Bruce Power and various community partners are expanding the infrastructure for Electric Vehicles (EVs) across southern Ontario.

Today, a public EV charging station was opened at the Maitland Valley Conservation Authority’s (MVCA) Wroxeter location, as part of a Bruce Power initiative that will also see stations open locally over the coming weeks in conjunction with municipalities and post-secondary education institutions.

“By restarting four of our units from 2003 to 2012, Bruce Power played an instrumental role in helping Ontario shut down its dirty coal plants, so it’s only natural we’ve now set our sights on the transportation sector, as we look to help Ontario further reach its climate change goals by producing 30 per cent of the province’s electricity while generating virtually no carbon emissions,” said James Scongack, Bruce Power’s Vice President, Corporate Affairs. “In order to make EVs more practical for local families, we need to increase public infrastructure through the opening of charging stations across the region.”

In the coming weeks, EV charging stations will be unveiled locally in Kincardine, Port Elgin, Southampton, Saugeen First Nation and Walkerton, as well as on the campuses of Humber College, in downtown Toronto, and the University of Waterloo.

The MVCA is a community-based organization dedicated to providing leadership to protect and enhance local water, forests and soil. In May 2016, it formed the Carbon Footprint Initiative, which is a not-for-profit alliance between public and private sector entities. The EV charging station is a reflection of MVCA’s commitment to the initiative.

“We formed this initiative because we share a common interest in finding ways to reduce our carbon footprint, especially the use of fossil fuels,” said Art Versteeg, Chair of the MVCA’s Board of Directors. “Our focus area is to develop carbon footprint strategies and share what we have learned with other businesses, municipalities and community groups, and to encourage them to develop their own carbon footprint strategies.”

The MVCA looks to reduce its carbon footprint by 7.32 tonnes of CO2 by 2020, primarily through the replacing of its three vehicles with EVs, starting in 2017.

On Sept. 20, a collaborative report was released by Bruce Power, Plug’n Drive, Pollution Probe and the University of Waterloo’s Department of Chemical Engineering. It explores ways to build upon existing policy framework at the federal and provincial levels with respect to plug-in EVs. The report, titled Accelerating the Deployment of Plug-in Electric Vehicles in Canada and Ontario, also highlights opportunities to accelerate and optimize the decarbonization capability of EVs.

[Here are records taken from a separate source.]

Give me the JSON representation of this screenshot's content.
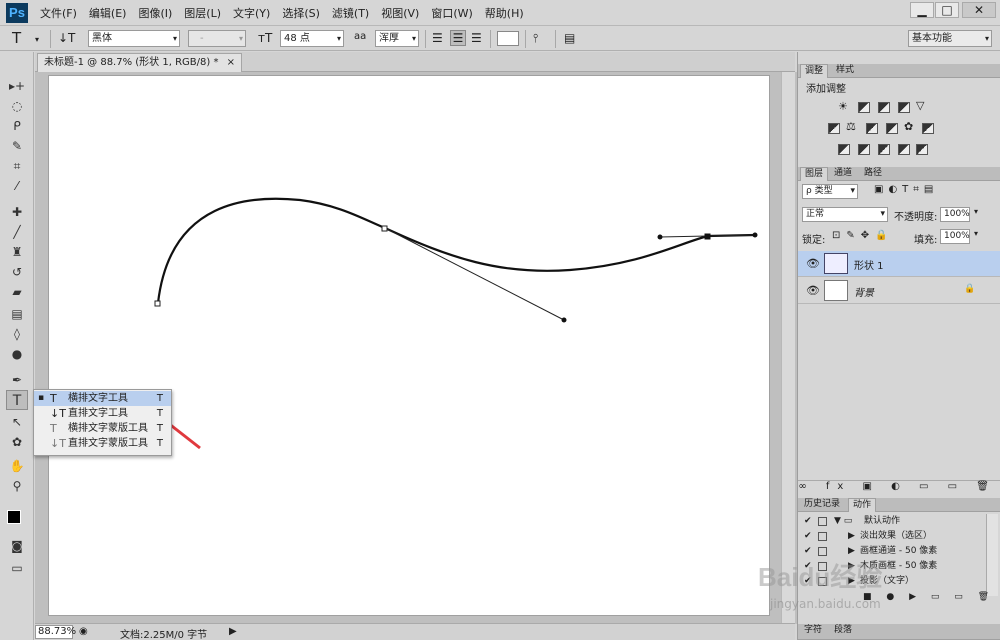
{
  "app": {
    "logo": "Ps"
  },
  "menu": [
    "文件(F)",
    "编辑(E)",
    "图像(I)",
    "图层(L)",
    "文字(Y)",
    "选择(S)",
    "滤镜(T)",
    "视图(V)",
    "窗口(W)",
    "帮助(H)"
  ],
  "options": {
    "font_family": "黑体",
    "font_style": "-",
    "font_size": "48 点",
    "antialias_icon": "aa",
    "antialias": "浑厚",
    "workspace": "基本功能"
  },
  "document": {
    "tab_title": "未标题-1 @ 88.7% (形状 1, RGB/8) *"
  },
  "status": {
    "zoom": "88.73%",
    "doc_info": "文档:2.25M/0 字节"
  },
  "flyout": {
    "items": [
      {
        "label": "横排文字工具",
        "key": "T",
        "selected": true
      },
      {
        "label": "直排文字工具",
        "key": "T",
        "selected": false
      },
      {
        "label": "横排文字蒙版工具",
        "key": "T",
        "selected": false
      },
      {
        "label": "直排文字蒙版工具",
        "key": "T",
        "selected": false
      }
    ]
  },
  "adjustments": {
    "tabs": [
      "调整",
      "样式"
    ],
    "heading": "添加调整"
  },
  "layers": {
    "tabs": [
      "图层",
      "通道",
      "路径"
    ],
    "filter": "类型",
    "blend_mode": "正常",
    "opacity_label": "不透明度:",
    "opacity": "100%",
    "lock_label": "锁定:",
    "fill_label": "填充:",
    "fill": "100%",
    "rows": [
      {
        "name": "形状 1",
        "selected": true
      },
      {
        "name": "背景",
        "selected": false,
        "locked": true
      }
    ]
  },
  "history": {
    "tabs": [
      "历史记录",
      "动作"
    ],
    "actions": [
      "默认动作",
      "淡出效果（选区）",
      "画框通道 - 50 像素",
      "木质画框 - 50 像素",
      "投影（文字）"
    ]
  },
  "bottom_tabs": [
    "字符",
    "段落"
  ],
  "watermark": {
    "line1": "Baidu经验",
    "line2": "jingyan.baidu.com"
  },
  "colors": {
    "accent_selection": "#b9cfee",
    "arrow": "#e0393e",
    "background": "#d6d6d6"
  }
}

About Bruce Power

Bruce Power operates the world’s largest operating nuclear generating facility and is the source of 30 per cent of Ontario’s electricity. The company’s site in Tiverton, Ontario, is home to eight CANDU reactors. Formed in 2001, Bruce Power is an all-Canadian partnership among Borealis Infrastructure Trust Management (a division of the Ontario Municipal Employees Retirement System), TransCanada, the Power Workers’ Union and The Society of Energy Professionals. A majority of Bruce Power’s employees are also owners in the business.

For further information, please contact:
John Peevers, Department Manager, Investor and Media Relations – 519-361-6583
Bruce Power Duty Media – 519-361-6161
Stewart Lockie – MVCA – 519-335-3557